Annelise’s death is a devastating note to hit at the end of “EST Men,” one that sheds new light on the Jennings’ personal imperfections. People are used in spy games all the time on this show, but Philip intentionally put Annelise in harm’s way, a pawn sacrificed in order to capture a knight. In doing so, he calls into question all of his convictions regarding Paige’s future in espionage. There is no “but she’s my daughter” anymore, because let’s face it: Annelise was somebody’s daughter, too. This is a score for Philip the spy; for Philip the father, it’s an error.
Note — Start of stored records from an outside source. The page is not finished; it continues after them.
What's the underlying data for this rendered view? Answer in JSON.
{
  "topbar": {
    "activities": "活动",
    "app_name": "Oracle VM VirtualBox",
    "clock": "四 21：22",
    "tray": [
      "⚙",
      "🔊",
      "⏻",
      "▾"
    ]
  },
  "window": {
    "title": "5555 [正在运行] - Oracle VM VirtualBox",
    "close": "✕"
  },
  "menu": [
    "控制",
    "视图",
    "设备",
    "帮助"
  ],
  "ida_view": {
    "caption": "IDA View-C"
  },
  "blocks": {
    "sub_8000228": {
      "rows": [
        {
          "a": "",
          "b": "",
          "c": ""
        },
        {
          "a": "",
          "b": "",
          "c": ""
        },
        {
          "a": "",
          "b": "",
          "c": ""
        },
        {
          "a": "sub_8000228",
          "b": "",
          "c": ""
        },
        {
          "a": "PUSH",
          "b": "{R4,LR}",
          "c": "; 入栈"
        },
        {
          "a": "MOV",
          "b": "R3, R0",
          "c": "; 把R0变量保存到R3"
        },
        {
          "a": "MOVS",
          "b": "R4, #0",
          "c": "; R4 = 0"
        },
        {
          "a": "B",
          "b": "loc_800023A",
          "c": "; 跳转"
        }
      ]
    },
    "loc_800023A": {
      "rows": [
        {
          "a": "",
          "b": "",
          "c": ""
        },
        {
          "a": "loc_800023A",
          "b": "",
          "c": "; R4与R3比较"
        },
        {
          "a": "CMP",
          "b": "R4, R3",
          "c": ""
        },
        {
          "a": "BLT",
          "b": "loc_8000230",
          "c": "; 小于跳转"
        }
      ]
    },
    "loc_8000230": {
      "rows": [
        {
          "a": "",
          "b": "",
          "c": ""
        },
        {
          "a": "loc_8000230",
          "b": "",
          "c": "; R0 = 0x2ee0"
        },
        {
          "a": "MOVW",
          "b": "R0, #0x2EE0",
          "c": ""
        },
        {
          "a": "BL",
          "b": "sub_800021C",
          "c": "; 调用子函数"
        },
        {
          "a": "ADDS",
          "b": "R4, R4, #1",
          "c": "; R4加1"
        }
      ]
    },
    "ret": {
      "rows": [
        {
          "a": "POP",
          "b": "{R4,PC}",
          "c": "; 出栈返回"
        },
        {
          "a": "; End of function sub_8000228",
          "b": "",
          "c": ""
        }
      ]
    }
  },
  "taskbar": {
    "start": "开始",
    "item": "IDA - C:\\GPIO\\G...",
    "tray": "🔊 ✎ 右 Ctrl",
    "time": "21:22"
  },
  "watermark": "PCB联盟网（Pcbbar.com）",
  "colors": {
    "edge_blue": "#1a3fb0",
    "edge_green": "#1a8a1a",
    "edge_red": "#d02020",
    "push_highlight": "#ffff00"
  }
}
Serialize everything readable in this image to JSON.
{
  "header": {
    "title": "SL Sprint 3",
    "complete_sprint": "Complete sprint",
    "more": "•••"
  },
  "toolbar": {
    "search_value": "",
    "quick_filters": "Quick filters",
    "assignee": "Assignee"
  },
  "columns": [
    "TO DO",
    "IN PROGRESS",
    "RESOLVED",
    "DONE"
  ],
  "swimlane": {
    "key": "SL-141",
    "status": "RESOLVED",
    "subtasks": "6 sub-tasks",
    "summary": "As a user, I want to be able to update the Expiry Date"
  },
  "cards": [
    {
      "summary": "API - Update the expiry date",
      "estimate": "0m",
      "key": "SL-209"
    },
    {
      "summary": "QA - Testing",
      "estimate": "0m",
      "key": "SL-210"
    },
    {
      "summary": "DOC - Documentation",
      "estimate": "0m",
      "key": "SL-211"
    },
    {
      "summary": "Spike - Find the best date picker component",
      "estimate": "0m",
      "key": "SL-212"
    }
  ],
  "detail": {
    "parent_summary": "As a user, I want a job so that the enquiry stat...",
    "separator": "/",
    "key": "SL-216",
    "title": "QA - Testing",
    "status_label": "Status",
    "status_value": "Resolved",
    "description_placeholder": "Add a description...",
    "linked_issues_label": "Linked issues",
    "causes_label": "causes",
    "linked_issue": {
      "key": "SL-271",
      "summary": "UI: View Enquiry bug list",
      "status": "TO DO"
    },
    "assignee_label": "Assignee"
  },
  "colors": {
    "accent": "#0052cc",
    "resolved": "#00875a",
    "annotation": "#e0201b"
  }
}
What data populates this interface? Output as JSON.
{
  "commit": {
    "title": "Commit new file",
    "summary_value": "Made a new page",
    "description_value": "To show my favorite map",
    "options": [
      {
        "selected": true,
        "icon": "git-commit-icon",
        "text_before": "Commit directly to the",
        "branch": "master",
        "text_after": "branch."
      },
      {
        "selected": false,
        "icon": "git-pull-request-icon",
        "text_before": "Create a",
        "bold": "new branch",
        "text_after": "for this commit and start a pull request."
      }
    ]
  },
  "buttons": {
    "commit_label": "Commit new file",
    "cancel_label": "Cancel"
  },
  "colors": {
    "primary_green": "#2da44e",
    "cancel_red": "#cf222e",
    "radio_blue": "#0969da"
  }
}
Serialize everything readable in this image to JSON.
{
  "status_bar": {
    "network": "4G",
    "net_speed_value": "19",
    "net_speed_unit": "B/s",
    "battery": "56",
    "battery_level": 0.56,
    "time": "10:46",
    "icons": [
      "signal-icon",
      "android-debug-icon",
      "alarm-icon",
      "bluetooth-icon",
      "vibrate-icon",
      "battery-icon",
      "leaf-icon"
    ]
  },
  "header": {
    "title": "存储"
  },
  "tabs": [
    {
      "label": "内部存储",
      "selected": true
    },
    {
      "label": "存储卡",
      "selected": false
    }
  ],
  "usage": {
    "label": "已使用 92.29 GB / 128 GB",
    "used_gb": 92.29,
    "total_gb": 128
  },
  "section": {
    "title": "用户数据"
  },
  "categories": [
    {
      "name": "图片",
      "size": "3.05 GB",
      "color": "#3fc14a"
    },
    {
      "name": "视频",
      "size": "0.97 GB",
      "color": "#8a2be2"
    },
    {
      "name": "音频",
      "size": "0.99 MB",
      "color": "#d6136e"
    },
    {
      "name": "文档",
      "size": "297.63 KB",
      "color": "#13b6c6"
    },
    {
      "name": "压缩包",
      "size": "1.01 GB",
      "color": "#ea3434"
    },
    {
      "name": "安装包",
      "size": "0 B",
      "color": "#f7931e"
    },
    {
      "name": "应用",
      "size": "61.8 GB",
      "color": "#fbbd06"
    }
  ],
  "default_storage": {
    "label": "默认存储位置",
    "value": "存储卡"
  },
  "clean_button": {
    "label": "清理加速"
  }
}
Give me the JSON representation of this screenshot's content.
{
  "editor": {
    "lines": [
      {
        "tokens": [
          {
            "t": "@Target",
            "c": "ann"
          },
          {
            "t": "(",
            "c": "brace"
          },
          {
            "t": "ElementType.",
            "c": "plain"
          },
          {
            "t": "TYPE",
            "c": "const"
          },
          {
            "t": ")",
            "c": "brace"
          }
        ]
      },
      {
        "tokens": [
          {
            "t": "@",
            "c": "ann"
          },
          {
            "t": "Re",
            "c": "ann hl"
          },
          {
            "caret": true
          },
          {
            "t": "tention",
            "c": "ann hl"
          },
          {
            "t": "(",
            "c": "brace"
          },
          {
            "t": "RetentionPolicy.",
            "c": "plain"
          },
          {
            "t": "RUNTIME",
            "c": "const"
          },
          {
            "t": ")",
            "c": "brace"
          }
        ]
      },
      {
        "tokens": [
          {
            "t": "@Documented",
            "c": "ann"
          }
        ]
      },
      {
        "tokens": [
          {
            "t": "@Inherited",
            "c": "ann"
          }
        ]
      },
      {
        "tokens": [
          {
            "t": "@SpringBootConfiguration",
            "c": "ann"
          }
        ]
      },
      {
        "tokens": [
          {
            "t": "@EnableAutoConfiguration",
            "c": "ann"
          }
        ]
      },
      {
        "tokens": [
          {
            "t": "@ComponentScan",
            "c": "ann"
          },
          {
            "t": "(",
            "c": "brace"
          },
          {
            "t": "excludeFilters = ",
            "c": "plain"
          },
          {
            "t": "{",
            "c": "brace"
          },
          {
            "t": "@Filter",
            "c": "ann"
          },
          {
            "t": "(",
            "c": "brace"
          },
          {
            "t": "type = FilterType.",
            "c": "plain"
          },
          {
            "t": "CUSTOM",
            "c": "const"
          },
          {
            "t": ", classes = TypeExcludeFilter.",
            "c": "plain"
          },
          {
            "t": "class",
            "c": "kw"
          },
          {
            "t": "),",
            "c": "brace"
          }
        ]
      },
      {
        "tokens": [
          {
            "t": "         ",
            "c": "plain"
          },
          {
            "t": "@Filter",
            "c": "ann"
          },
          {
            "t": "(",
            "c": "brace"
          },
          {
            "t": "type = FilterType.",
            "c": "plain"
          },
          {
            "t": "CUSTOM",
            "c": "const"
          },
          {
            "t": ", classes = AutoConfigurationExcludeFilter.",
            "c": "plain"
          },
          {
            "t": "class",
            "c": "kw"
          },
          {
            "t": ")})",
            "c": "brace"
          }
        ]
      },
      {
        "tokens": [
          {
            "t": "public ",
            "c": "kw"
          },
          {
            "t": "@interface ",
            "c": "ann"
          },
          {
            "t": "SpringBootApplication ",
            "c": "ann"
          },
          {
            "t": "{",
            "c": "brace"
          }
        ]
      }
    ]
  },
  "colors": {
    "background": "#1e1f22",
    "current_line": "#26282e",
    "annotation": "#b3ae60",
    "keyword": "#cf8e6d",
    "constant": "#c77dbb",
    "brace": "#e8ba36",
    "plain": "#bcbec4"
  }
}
- Hello, zdravstvuj, and welcome to The A.V. Club’s coverage of The Americans’ third season. I’m excited to be reviewing my favorite ongoing basic-cable drama (qualifications!) for the site, and I hope you’re looking forward to watching alongside me. As ever, if there’s something about the episode/show/review that you’d like to discuss with me further, I can be found on Twitter and/or contacted via numbers station. And now, the most important parts of the review:
- The Americans Wig Report, Season Three, Week One: B. Elizabeth carries the wig game this week, busting out a pair of looks that have her resembling recording artists from two separate eras of pop music. First the return of an old standby: Young John Denver:
Later, during her driver’s ed excursion, she takes on some bangs, keeps one foot in the ’80s while planting the other in the mid-2000s and the promo materials for Jenny Lewis’ Rabbit Fur Coat.
- The Americans Soundtrack Report, Season Three, Week One: C-. The only real disappointment of the season premiere is its failure to live up to the promise of FX’s Police-cribbing ad campaign. No period-appropriate Top 40 cuts or new wave favorites to be heard tonight, not from the West, at least: Could anyone identify the song playing in the background of the Clark-and-Martha scene?
- Was there any Mail Robot? No.
- Did anyone mention Mail Robot? No, but I bet it came up with a sick burn about Gaad’s bandaged face.
- Paige is the Jennings kid that “EST Men” is most interested in, but Henry shows up just long enough to remind us of his existence—and to tell his sister that he’s done watching that Hershey’s Kisses commercial with Jason Alexander. In what feels like a statement of her shifting priorities, Paige The Nuclear Disarmament Activist skips right past the news in favor of The Jeffersons.
- Martha is learning how to shoot a gun. That… doesn’t seem ominous at all, does it?
- On the serialized front, Gaad may have gotten a face-full of his own weapon, but there’s still a victory for his team: A woman with a lot of knowledge about the Soviet side of Soviet-U.S. relations is either defecting or agreeing to cooperate with the Reagan administration. Apparently she works for the U.S.S.R.’s U.S.-Canada Institute. “What’s the U.S.-Canada Institute?” one of the FBI guys asks. “I’ll tell you later,” Stan helpfully replies. (Though it remains in operation today, The Institute for U.S. And Canada Studies’ Cold War function saw it advising Moscow on its North American foreign policy.)